<<<<
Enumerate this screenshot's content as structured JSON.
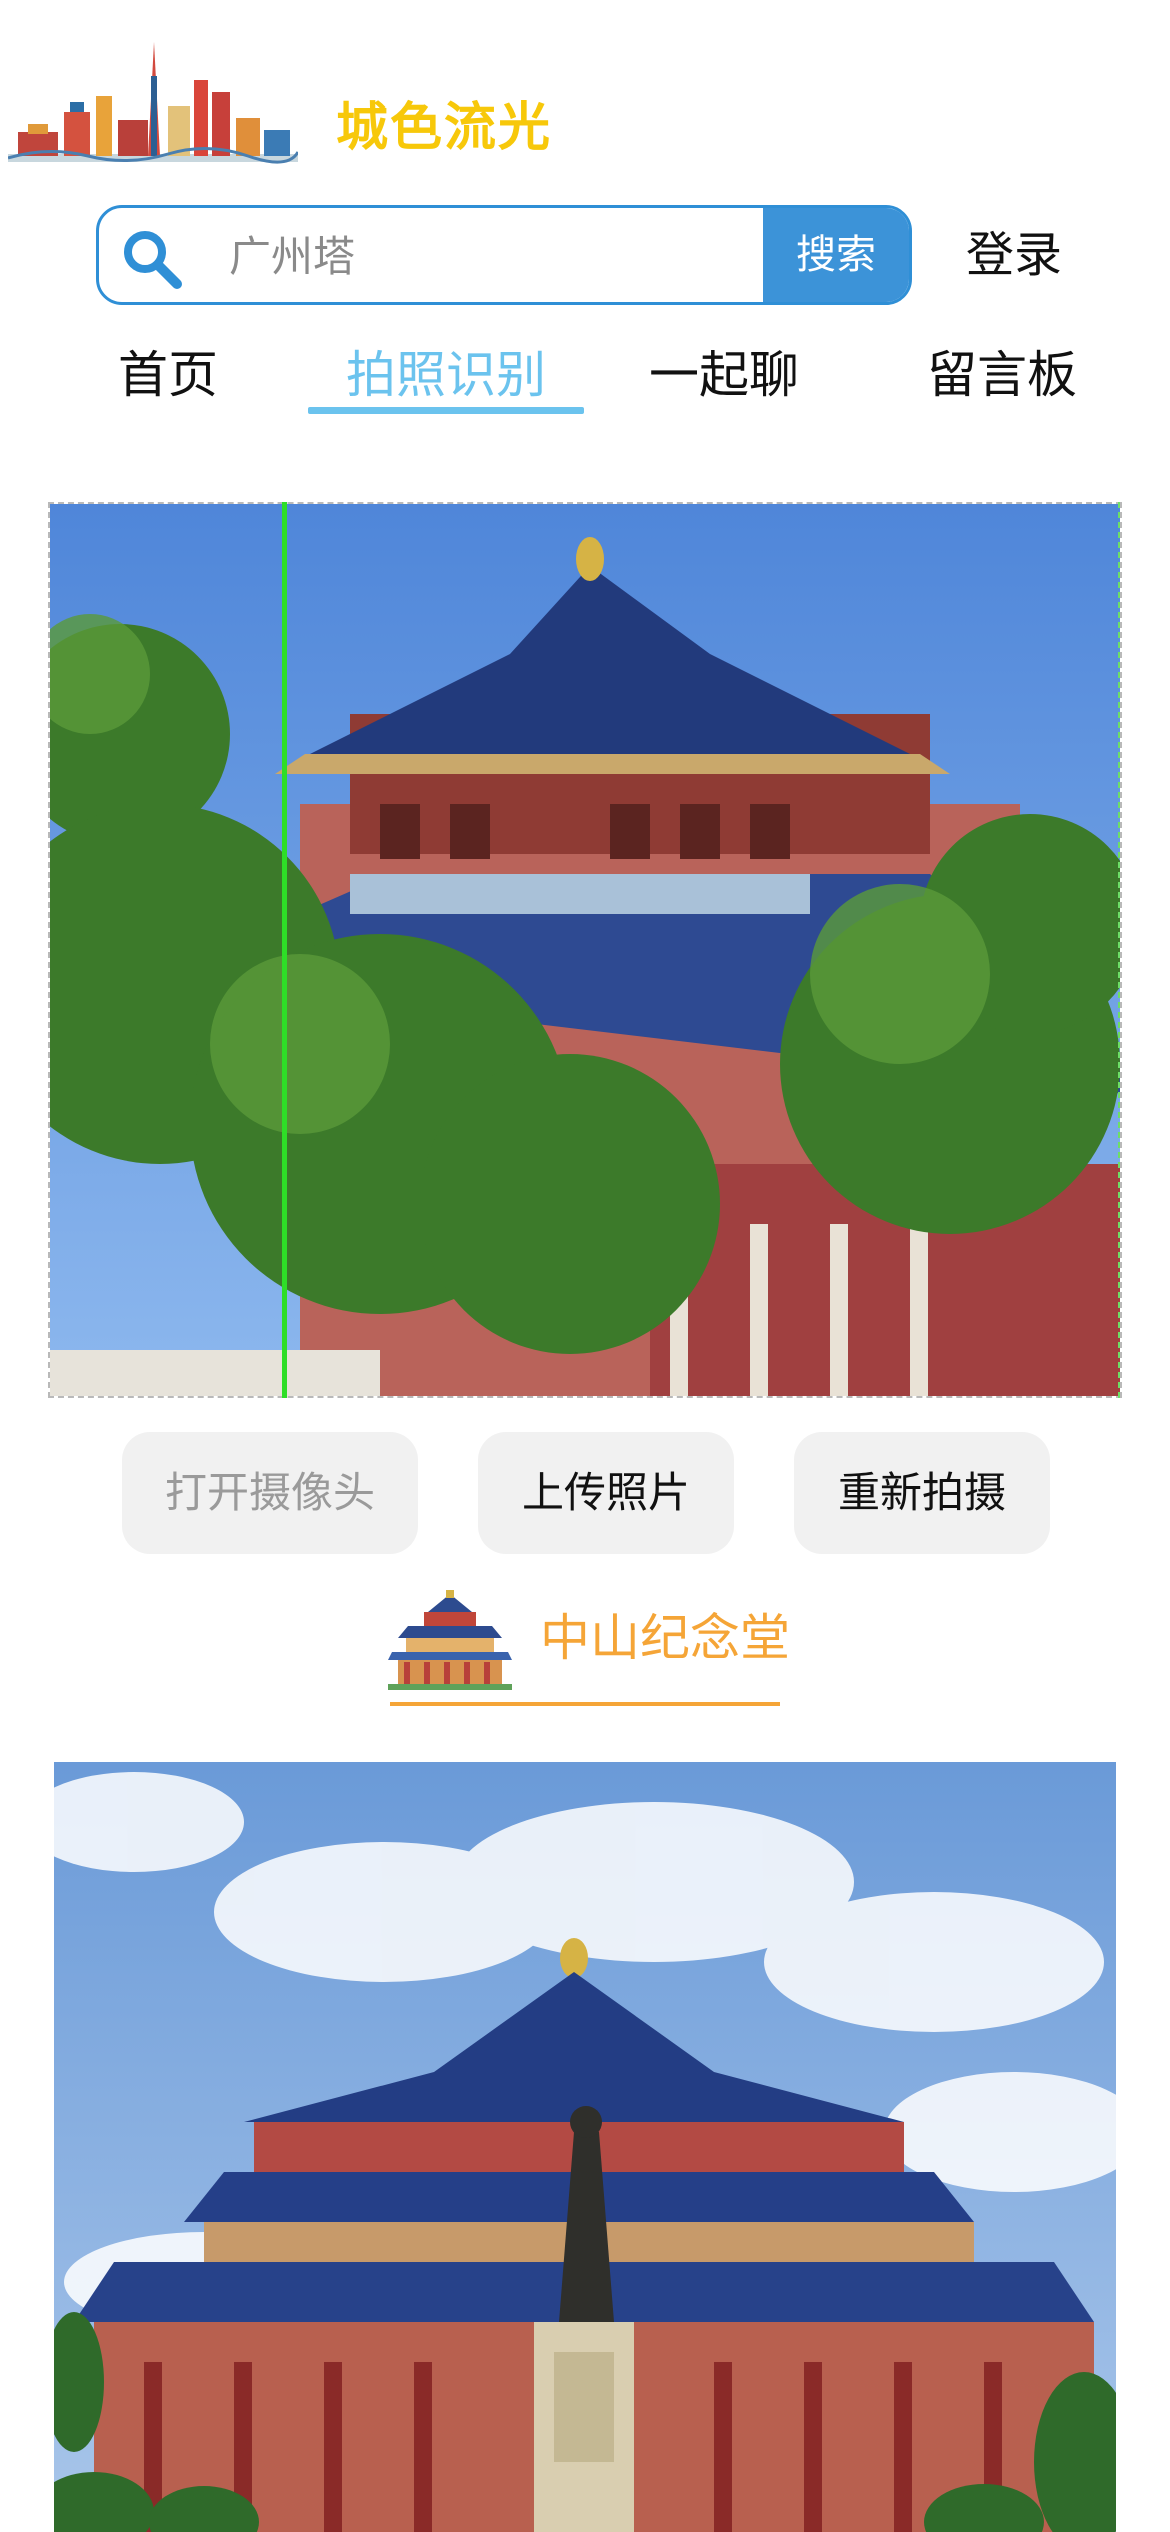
{
  "header": {
    "brand": "城色流光",
    "search": {
      "placeholder": "广州塔",
      "button_label": "搜索"
    },
    "login_label": "登录"
  },
  "nav": {
    "items": [
      {
        "label": "首页",
        "active": false
      },
      {
        "label": "拍照识别",
        "active": true
      },
      {
        "label": "一起聊",
        "active": false
      },
      {
        "label": "留言板",
        "active": false
      }
    ]
  },
  "actions": {
    "open_camera": "打开摄像头",
    "upload_photo": "上传照片",
    "retake": "重新拍摄"
  },
  "result": {
    "landmark_name": "中山纪念堂"
  },
  "colors": {
    "brand_yellow": "#f7c80a",
    "search_blue": "#3c93d8",
    "nav_active": "#6bc3ee",
    "result_orange": "#f5a537",
    "scan_line_green": "#2ede27"
  }
}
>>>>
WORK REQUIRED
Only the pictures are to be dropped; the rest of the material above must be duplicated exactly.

RESPONSE TO THIS TASK
Enumerate this screenshot's content as structured JSON.
{
  "header": {
    "brand": "城色流光",
    "search": {
      "placeholder": "广州塔",
      "button_label": "搜索"
    },
    "login_label": "登录"
  },
  "nav": {
    "items": [
      {
        "label": "首页",
        "active": false
      },
      {
        "label": "拍照识别",
        "active": true
      },
      {
        "label": "一起聊",
        "active": false
      },
      {
        "label": "留言板",
        "active": false
      }
    ]
  },
  "actions": {
    "open_camera": "打开摄像头",
    "upload_photo": "上传照片",
    "retake": "重新拍摄"
  },
  "result": {
    "landmark_name": "中山纪念堂"
  },
  "colors": {
    "brand_yellow": "#f7c80a",
    "search_blue": "#3c93d8",
    "nav_active": "#6bc3ee",
    "result_orange": "#f5a537",
    "scan_line_green": "#2ede27"
  }
}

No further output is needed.